» **Aim of the exercise**
Every record below should be written out exactly; pictures stay out.

[Data records for software interfaces]
• • • • • • •

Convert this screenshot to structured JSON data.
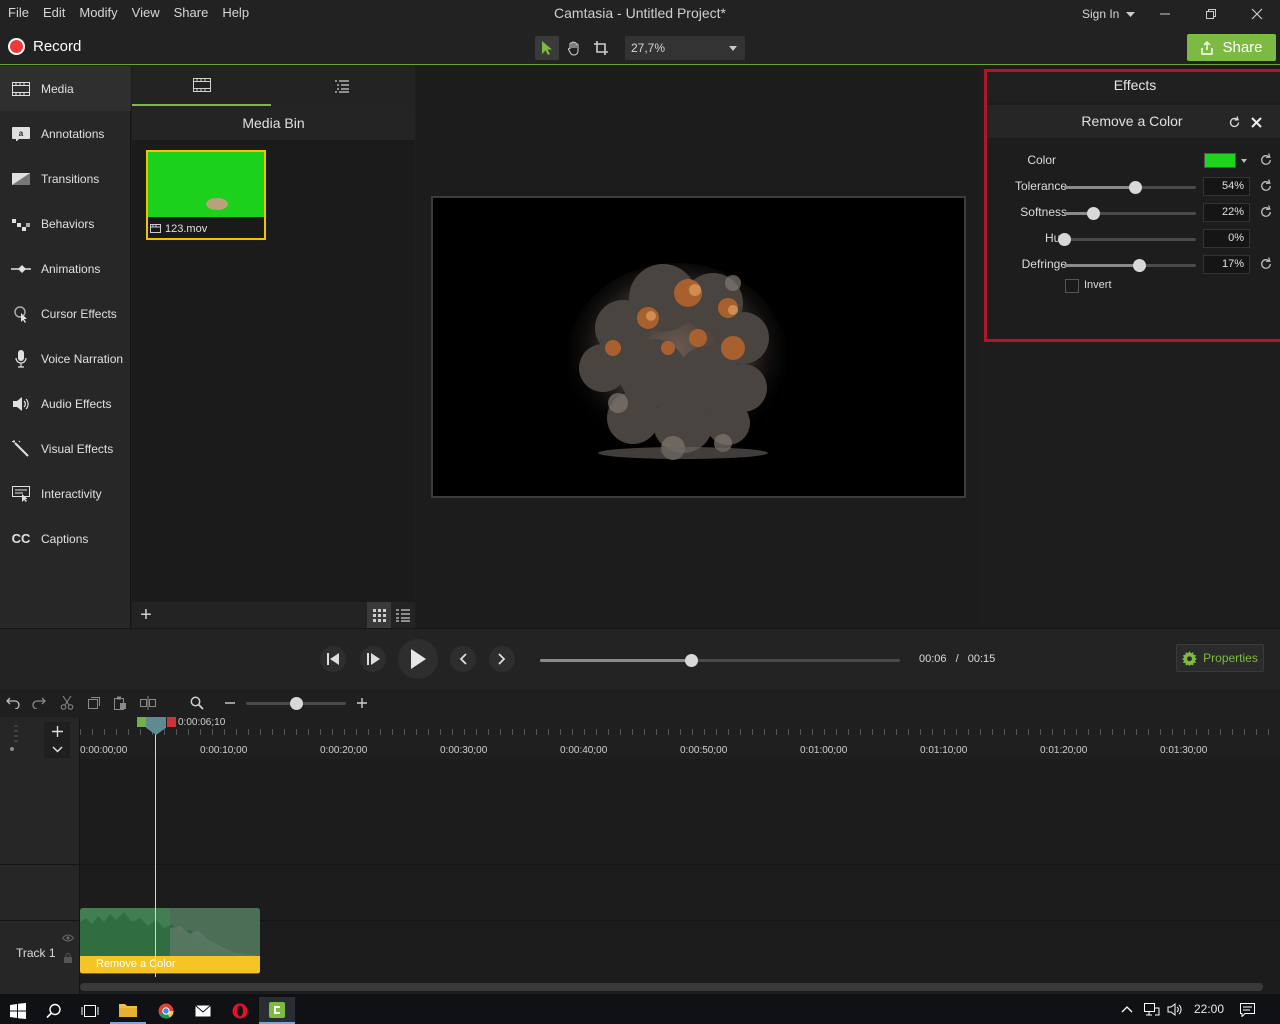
{
  "menu": {
    "items": [
      "File",
      "Edit",
      "Modify",
      "View",
      "Share",
      "Help"
    ]
  },
  "window": {
    "title": "Camtasia - Untitled Project*",
    "sign_in": "Sign In"
  },
  "toolbar": {
    "record_label": "Record",
    "zoom_value": "27,7%",
    "share_label": "Share"
  },
  "sidebar": {
    "items": [
      {
        "label": "Media",
        "icon": "filmstrip-icon"
      },
      {
        "label": "Annotations",
        "icon": "annotation-icon"
      },
      {
        "label": "Transitions",
        "icon": "transition-icon"
      },
      {
        "label": "Behaviors",
        "icon": "behaviors-icon"
      },
      {
        "label": "Animations",
        "icon": "animation-icon"
      },
      {
        "label": "Cursor Effects",
        "icon": "cursor-effects-icon"
      },
      {
        "label": "Voice Narration",
        "icon": "microphone-icon"
      },
      {
        "label": "Audio Effects",
        "icon": "speaker-icon"
      },
      {
        "label": "Visual Effects",
        "icon": "magic-wand-icon"
      },
      {
        "label": "Interactivity",
        "icon": "interactivity-icon"
      },
      {
        "label": "Captions",
        "icon": "captions-icon"
      }
    ]
  },
  "media_bin": {
    "title": "Media Bin",
    "clip_name": "123.mov"
  },
  "effects": {
    "title": "Effects",
    "effect_name": "Remove a Color",
    "color_label": "Color",
    "color_value": "#20d41e",
    "sliders": [
      {
        "label": "Tolerance",
        "value": "54%",
        "fraction": 0.54,
        "resettable": true
      },
      {
        "label": "Softness",
        "value": "22%",
        "fraction": 0.22,
        "resettable": true
      },
      {
        "label": "Hue",
        "value": "0%",
        "fraction": 0.0,
        "resettable": false
      },
      {
        "label": "Defringe",
        "value": "17%",
        "fraction": 0.57,
        "resettable": true
      }
    ],
    "invert_label": "Invert",
    "invert_checked": false
  },
  "playback": {
    "current_time": "00:06",
    "separator": "/",
    "total_time": "00:15",
    "progress": 0.42,
    "properties_label": "Properties"
  },
  "timeline": {
    "zoom_fraction": 0.5,
    "playhead_time": "0:00:06;10",
    "ticks": [
      "0:00:00;00",
      "0:00:10;00",
      "0:00:20;00",
      "0:00:30;00",
      "0:00:40;00",
      "0:00:50;00",
      "0:01:00;00",
      "0:01:10;00",
      "0:01:20;00",
      "0:01:30;00"
    ],
    "track_label": "Track 1",
    "clip_effect_label": "Remove a Color"
  },
  "taskbar": {
    "clock": "22:00"
  },
  "colors": {
    "accent_green": "#7dba42",
    "highlight_red": "#b0152a",
    "clip_yellow": "#f5c525",
    "chroma_green": "#1bd11b"
  }
}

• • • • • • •

» **Reply**
Convert this screenshot to structured JSON data.
{
  "menu": {
    "items": [
      "File",
      "Edit",
      "Modify",
      "View",
      "Share",
      "Help"
    ]
  },
  "window": {
    "title": "Camtasia - Untitled Project*",
    "sign_in": "Sign In"
  },
  "toolbar": {
    "record_label": "Record",
    "zoom_value": "27,7%",
    "share_label": "Share"
  },
  "sidebar": {
    "items": [
      {
        "label": "Media",
        "icon": "filmstrip-icon"
      },
      {
        "label": "Annotations",
        "icon": "annotation-icon"
      },
      {
        "label": "Transitions",
        "icon": "transition-icon"
      },
      {
        "label": "Behaviors",
        "icon": "behaviors-icon"
      },
      {
        "label": "Animations",
        "icon": "animation-icon"
      },
      {
        "label": "Cursor Effects",
        "icon": "cursor-effects-icon"
      },
      {
        "label": "Voice Narration",
        "icon": "microphone-icon"
      },
      {
        "label": "Audio Effects",
        "icon": "speaker-icon"
      },
      {
        "label": "Visual Effects",
        "icon": "magic-wand-icon"
      },
      {
        "label": "Interactivity",
        "icon": "interactivity-icon"
      },
      {
        "label": "Captions",
        "icon": "captions-icon"
      }
    ]
  },
  "media_bin": {
    "title": "Media Bin",
    "clip_name": "123.mov"
  },
  "effects": {
    "title": "Effects",
    "effect_name": "Remove a Color",
    "color_label": "Color",
    "color_value": "#20d41e",
    "sliders": [
      {
        "label": "Tolerance",
        "value": "54%",
        "fraction": 0.54,
        "resettable": true
      },
      {
        "label": "Softness",
        "value": "22%",
        "fraction": 0.22,
        "resettable": true
      },
      {
        "label": "Hue",
        "value": "0%",
        "fraction": 0.0,
        "resettable": false
      },
      {
        "label": "Defringe",
        "value": "17%",
        "fraction": 0.57,
        "resettable": true
      }
    ],
    "invert_label": "Invert",
    "invert_checked": false
  },
  "playback": {
    "current_time": "00:06",
    "separator": "/",
    "total_time": "00:15",
    "progress": 0.42,
    "properties_label": "Properties"
  },
  "timeline": {
    "zoom_fraction": 0.5,
    "playhead_time": "0:00:06;10",
    "ticks": [
      "0:00:00;00",
      "0:00:10;00",
      "0:00:20;00",
      "0:00:30;00",
      "0:00:40;00",
      "0:00:50;00",
      "0:01:00;00",
      "0:01:10;00",
      "0:01:20;00",
      "0:01:30;00"
    ],
    "track_label": "Track 1",
    "clip_effect_label": "Remove a Color"
  },
  "taskbar": {
    "clock": "22:00"
  },
  "colors": {
    "accent_green": "#7dba42",
    "highlight_red": "#b0152a",
    "clip_yellow": "#f5c525",
    "chroma_green": "#1bd11b"
  }
}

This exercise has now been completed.